That last question hints at the controversy that surrounds childbirth in the United States. There are two major schools of thought about childbirth in this country. One camp, which includes the American Medical Association and the American Congress of Obstetricians and Gynecologists, holds that the best place for a woman to give birth is in a hospital with a doctor present. The other camp believes that women gave birth for centuries without hospitals or doctors, and that childbirth shouldn't be considered a medical procedure but rather a process controlled by the woman herself, with the assistance of a midwife or a doula. Midwives oversee the medical parts of the birth, including the actual delivery, while doulas provide constant emotional and physical support and comfort to the mom-to-be.

For centuries, all births were attended by midwives and doulas, women who had learned their trade through decades of experience or through apprenticeships. In Europe, midwives and doulas still assist in the majority of births. In the U.S., however, midwives and doulas lost their status at the end of the 1800s, when doctors took over the job of childbirth. With knowledge about hygiene and the latest medical procedures, doctors had a better success rate of a childbirth that kept both mom and baby alive than the midwives did -- and they took to the press to make sure the country knew that. Medical interventions such as aesthesia, cesarean sections and episiotomies became commonplace.

But in recent decades, women have been embracing more natural ways to give birth. These women were influenced by second-wave feminists, who urged women to take control of their bodies, as well as books such as "Spiritual Midwifery" by Ina May Gaskin. "Spiritual Midwifery" was a widely read work that explained that birth would be better without a doctor or an epidural; by giving birth naturally, women were simply doing what their bodies had been made to do.

As a result, women began forgoing medication, giving birth at home and employing the services of midwives and doulas rather than shopping around for an obstetrician.
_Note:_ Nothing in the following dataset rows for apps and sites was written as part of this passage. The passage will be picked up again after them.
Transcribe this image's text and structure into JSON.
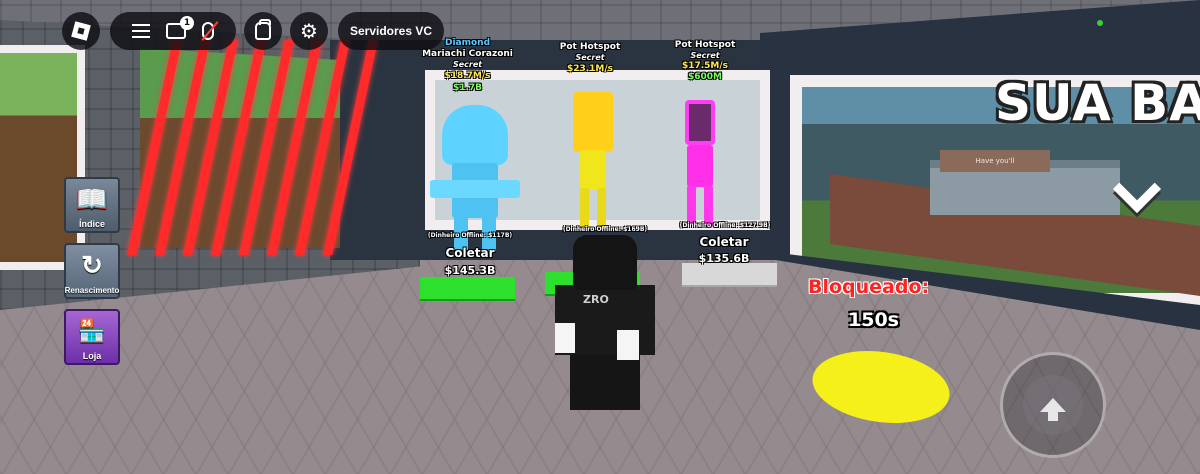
{
  "hud": {
    "chat_badge": "1",
    "servers_label": "Servidores VC"
  },
  "side_menu": {
    "index_label": "Índice",
    "rebirth_label": "Renascimento",
    "shop_label": "Loja"
  },
  "brainrots": [
    {
      "rarity": "Diamond",
      "rarity_color": "#5ec8ff",
      "name": "Mariachi Corazoni",
      "tier": "Secret",
      "rate": "$18.7M/s",
      "value": "$1.7B",
      "offline": "(Dinheiro Offline: $117B)",
      "collect": "Coletar",
      "cash": "$145.3B"
    },
    {
      "rarity": "",
      "name": "Pot Hotspot",
      "tier": "Secret",
      "rate": "$23.1M/s",
      "value": "",
      "offline": "(Dinheiro Offline: $169B)",
      "collect": "",
      "cash": ""
    },
    {
      "rarity": "",
      "name": "Pot Hotspot",
      "tier": "Secret",
      "rate": "$17.5M/s",
      "value": "$600M",
      "offline": "(Dinheiro Offline: $127.9B)",
      "collect": "Coletar",
      "cash": "$135.6B"
    }
  ],
  "base": {
    "title": "SUA BA",
    "sign": "Have you'll",
    "locked_label": "Bloqueado:",
    "locked_timer": "150s"
  },
  "colors": {
    "lock_red": "#ff2424",
    "pedestal_green": "#2ee02e",
    "yellow_pad": "#f5ef1a"
  }
}
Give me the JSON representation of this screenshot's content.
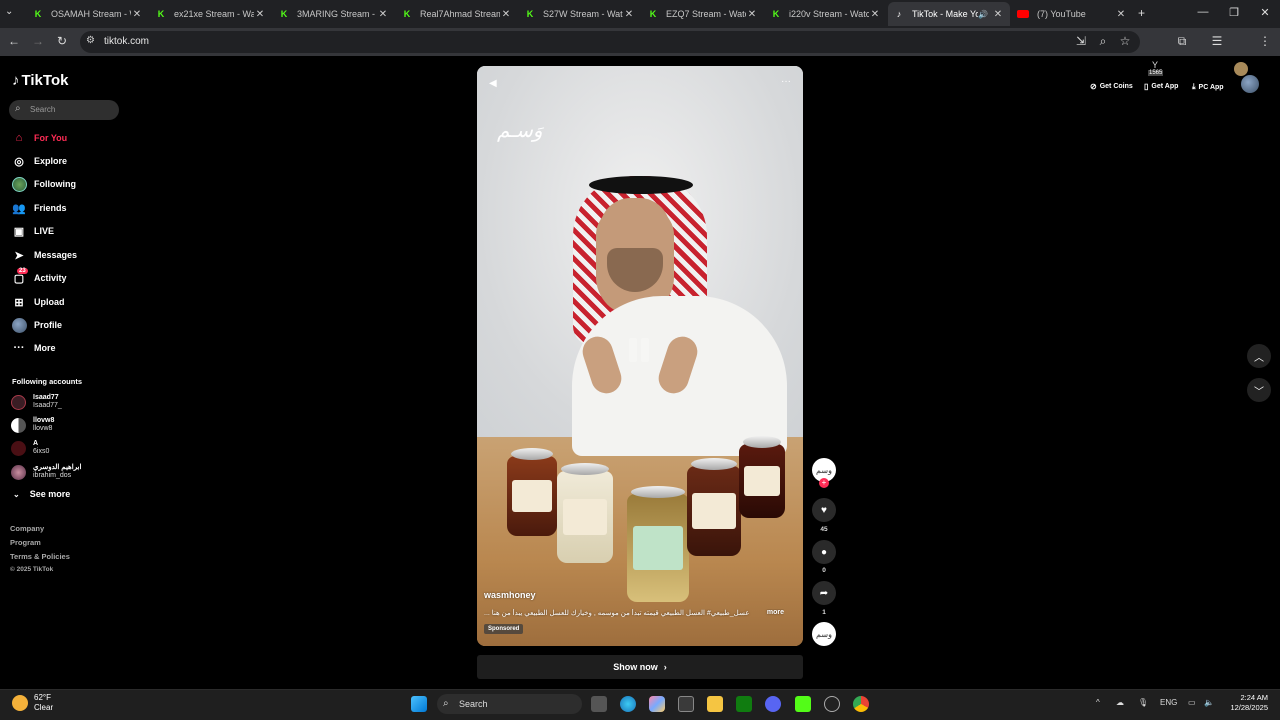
{
  "browser": {
    "tabs": [
      {
        "title": "OSAMAH Stream - W",
        "favicon": "kick-icon"
      },
      {
        "title": "ex21xe Stream - Wat",
        "favicon": "kick-icon"
      },
      {
        "title": "3MARING Stream - W",
        "favicon": "kick-icon"
      },
      {
        "title": "Real7Ahmad Stream",
        "favicon": "kick-icon"
      },
      {
        "title": "S27W Stream - Watc",
        "favicon": "kick-icon"
      },
      {
        "title": "EZQ7 Stream - Watch",
        "favicon": "kick-icon"
      },
      {
        "title": "i220v Stream - Watch",
        "favicon": "kick-icon"
      },
      {
        "title": "TikTok - Make Yo",
        "favicon": "tiktok-icon",
        "active": true
      },
      {
        "title": "(7) YouTube",
        "favicon": "youtube-icon"
      }
    ],
    "url": "tiktok.com",
    "extension_badge": "1565"
  },
  "sidebar": {
    "logo": "TikTok",
    "search_placeholder": "Search",
    "nav": [
      {
        "label": "For You",
        "icon": "home-icon",
        "active": true
      },
      {
        "label": "Explore",
        "icon": "compass-icon"
      },
      {
        "label": "Following",
        "icon": "following-avatar-icon"
      },
      {
        "label": "Friends",
        "icon": "friends-icon"
      },
      {
        "label": "LIVE",
        "icon": "live-icon"
      },
      {
        "label": "Messages",
        "icon": "messages-icon"
      },
      {
        "label": "Activity",
        "icon": "activity-icon",
        "badge": "23"
      },
      {
        "label": "Upload",
        "icon": "upload-icon"
      },
      {
        "label": "Profile",
        "icon": "profile-avatar-icon"
      },
      {
        "label": "More",
        "icon": "more-icon"
      }
    ],
    "following_header": "Following accounts",
    "following": [
      {
        "name": "Isaad77",
        "handle": "Isaad77_"
      },
      {
        "name": "llovw8",
        "handle": "llovw8"
      },
      {
        "name": "A",
        "handle": "6ixs0"
      },
      {
        "name": "ابراهيم الدوسري",
        "handle": "ibrahim_dos"
      }
    ],
    "see_more": "See more",
    "footer": [
      "Company",
      "Program",
      "Terms & Policies",
      "© 2025 TikTok"
    ]
  },
  "video": {
    "username": "wasmhoney",
    "caption": "عسل_طبيعي# العسل الطبيعي قيمته تبدأ من موسمه , وخيارك للعسل الطبيعي يبدأ من هنا ...",
    "more_label": "more",
    "sponsored_label": "Sponsored",
    "brand_mark": "وَسـم",
    "cta": "Show now"
  },
  "actions": {
    "likes": "45",
    "comments": "0",
    "shares": "1"
  },
  "topbar": {
    "get_coins": "Get Coins",
    "get_app": "Get App",
    "pc_app": "PC App"
  },
  "taskbar": {
    "weather_temp": "62°F",
    "weather_desc": "Clear",
    "search_placeholder": "Search",
    "lang": "ENG",
    "time": "2:24 AM",
    "date": "12/28/2025"
  },
  "colors": {
    "tiktok_red": "#fe2c55",
    "kick_green": "#53fc18"
  }
}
So what exactly do midwives and doulas do? What's the difference between them? And why are they still so controversial?